Monday, May 11, 2009

Off-Day Argument

So... Nick Cafardo of the Boston Globe has a very long column dealing with a long list of items. But one caught my eye:

An excerpt:
A couple of major league owners whispered to me last week that they wish there was something they could do to void contracts when a player such as a Manny Ramírez is suspended for violating the drug policy.

While Dodgers owner Frank McCourt will get $7.7 million in relief for Ramírez's unpaid 50-game suspension, owners would like to get rid of such contracts altogether.

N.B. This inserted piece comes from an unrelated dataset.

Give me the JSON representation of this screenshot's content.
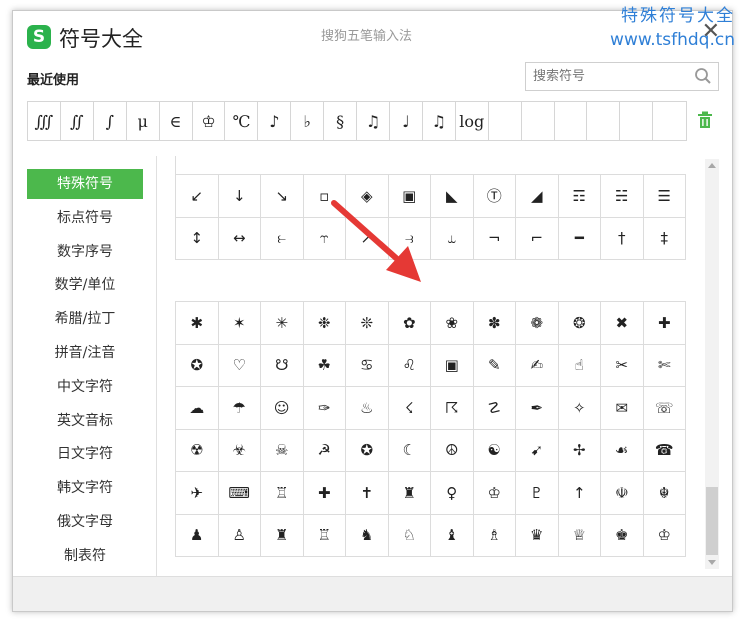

"There ought to be something to protect us from something like this," said a National League owner. "We sign a contract with a player in good faith and then the contract is violated and the player basically can't live up to the terms of the contract because of his behavior.

"It's just not right that we have to be stuck with a contract like that."


So the off-day argument is as follows: If an MLB player violates the drug policy, should their contract be voided?

2 comments:

Kevin said...

Often I find myself speaking in generalities and looking for rules to blanket a problem in my life, but these kind of rules do little to please. The belief that a failed drup test diminishes the complete worth of a player is too general of a thought and I might add incorrect. One could make a case that post-steroids performance of some players has destroyed their marketablity, but this cannot be proved across the board.

Yesterday I was at the Dodgers game, and I took note of all of the manny fans in attendance. Though in a PED hibernation, Manny will continue to earn money for the franchise. Manny did mess up, but it does not completely diminish what he has brought to the Dodgers. Talking with Dodger fans, many agree that they are dissapointed with Manny, but they also eagerly await his return.

I believe a blanket rule is not right because every situation is going to be different. These kind of "PED clauses" should be written into the fabric of the individual contracts.

Nomad said...

the ironic thing is that "performance enhancing drugs" are so common in people's everyday life, like caffeine for example